Tonight, Friday, Nov. 22 at 9 p.m., Grinnell’s own Scott Phillips ’11, Carlos Sims ’12, Cody Weber ’13 and Tye Smith ’14 will take the stage in Gardner Lounge for a rap show inspired by the Gospel. Phillips and Sims, the organizers of the event, have fittingly titled it “Gospel Rap concert.”

Photograph by Sophie Fajardo

The event is intended to publicize Gospel Rap as a genre of music. “We’re going to show people a form of media that’s available to Christians—gospel rap,” Phillips said. “We feel that this gospel rap concert will help make people more aware of another alternative media, besides traditional church music and what not.”

Phillips and Sims also emphasized that they want to provide information about the Christian faith to those who may not necessarily be familiar with it. “We’re giving a gospel. That’s the main reason we’re having this, so people can understand what the Gospel is. The foundation of the Christian faith is based on the Gospel, and so we plan on sharing that,” Phillips said.

In order to familiarize their audience, they will begin the event with a projection of “Good News, parts 1, 2 and 3,” in which Christian rapper Trip Lee provides what Phillips and Sims consider a comprehensive summary of the tenets of the Christian faith. “In order for people to understand the music that we’re doing, you have to understand the faith—you have to understand what the background is all about,” Sims said. “And then we’re just going to get into the music from there.”

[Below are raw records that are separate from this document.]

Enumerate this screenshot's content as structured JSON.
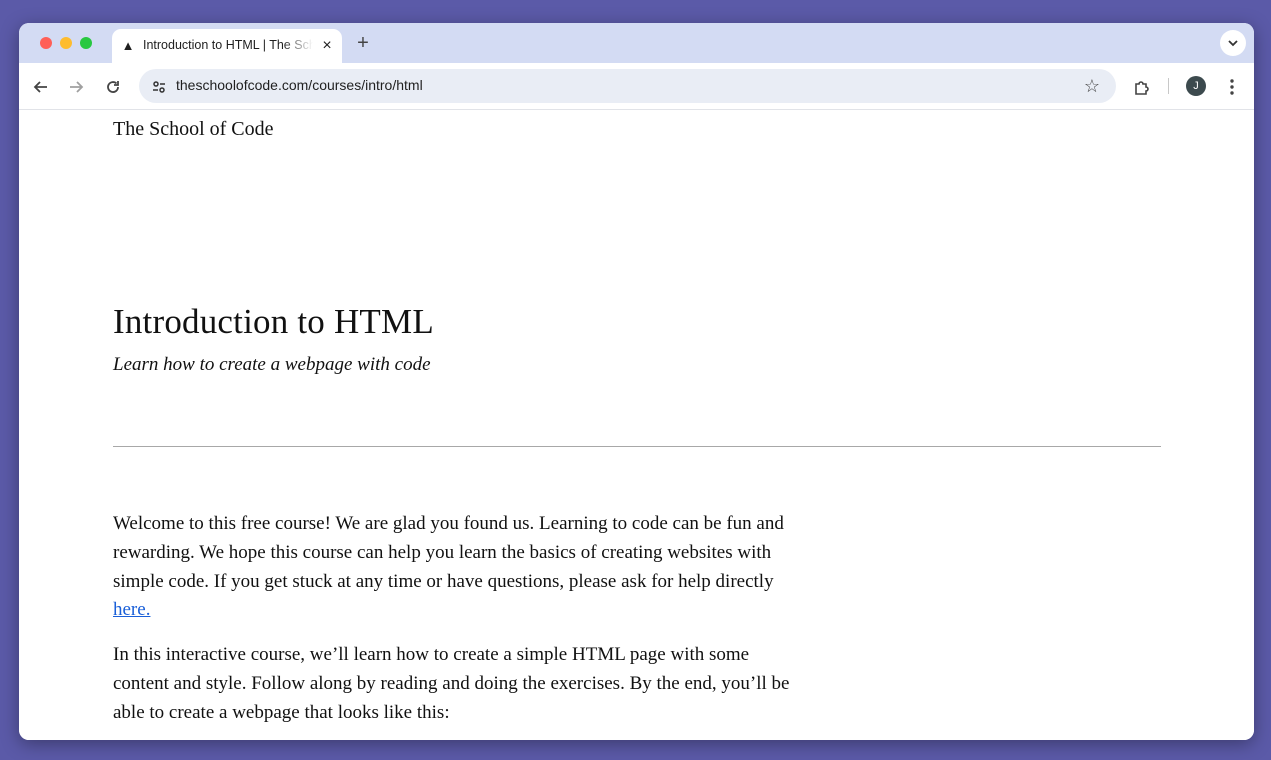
{
  "browser": {
    "tab": {
      "title": "Introduction to HTML | The School of Code",
      "favicon": "rocket-icon"
    },
    "new_tab_label": "+",
    "close_tab_label": "×",
    "url": "theschoolofcode.com/courses/intro/html",
    "profile_initial": "J",
    "colors": {
      "tabstrip": "#d3dbf3",
      "omnibox": "#e9edf5",
      "desktop": "#5b5aa8"
    }
  },
  "page": {
    "site_name": "The School of Code",
    "title": "Introduction to HTML",
    "subtitle": "Learn how to create a webpage with code",
    "paragraphs": [
      {
        "text": "Welcome to this free course! We are glad you found us. Learning to code can be fun and rewarding. We hope this course can help you learn the basics of creating websites with simple code. If you get stuck at any time or have questions, please ask for help directly ",
        "link": "here."
      },
      {
        "text": "In this interactive course, we’ll learn how to create a simple HTML page with some content and style. Follow along by reading and doing the exercises. By the end, you’ll be able to create a webpage that looks like this:"
      }
    ],
    "link_color": "#1a5fd8"
  }
}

They identify their Christian faith and a desire to share their spirituality with a broad audience as their main motivations for organizing the event. “I wrote some good songs down I want to share with people. Each song that each of us wrote bears a significance to our lives. We’re going to explain that at the concert,” Phillips said.
The concert will feature performances by Phillips, Sims, Weber and Smith, each of whom has varying musical styles and levels of experience under their belts.

“My style—I’m old school. My rap is kinda old school, De La Soul-ish type of music. I wrote everything myself, I didn’t make the beats, but you know—it’s more old school,” Phillips said. “This is my first time, so you can imagine I’m pretty nervous. I mean, I’m excited as well.”

“I’m more southern, I like very high energy beats. I’m very high energy,” Sims said. “I got pretty serious about it my first year, but I mean … that’s just because the transition from high school to college helped develop my faith so it really started building then.”

Weber, whose musical style Sims describes as “soulful,” has gained fame playing acoustic guitar and singing at the occasional Open Mic and at last winter’s Cody Weber-palooza.

The event organizers stress that, though the concert is inspired by their personal relationships with the Christian faith, it is inclusive for everyone. “We feel that God’s love is for everyone, no matter who you are, how you identify, no matter what anybody said—it’s for everyone. So we just want to clear that up and have a good time, most of all,” Sims said.

Phillips reiterated the openness of the event. “It’s a way to share with people what the Christian faith is all about, it’s not meant to be exclusive, I just want to stress that—everyone is welcome.”

“I hope as many people can come out to it as possible, I know it’s on the same weekend as Fetish, but I just—maybe you can stop by and see what it’s all about,” Sims said.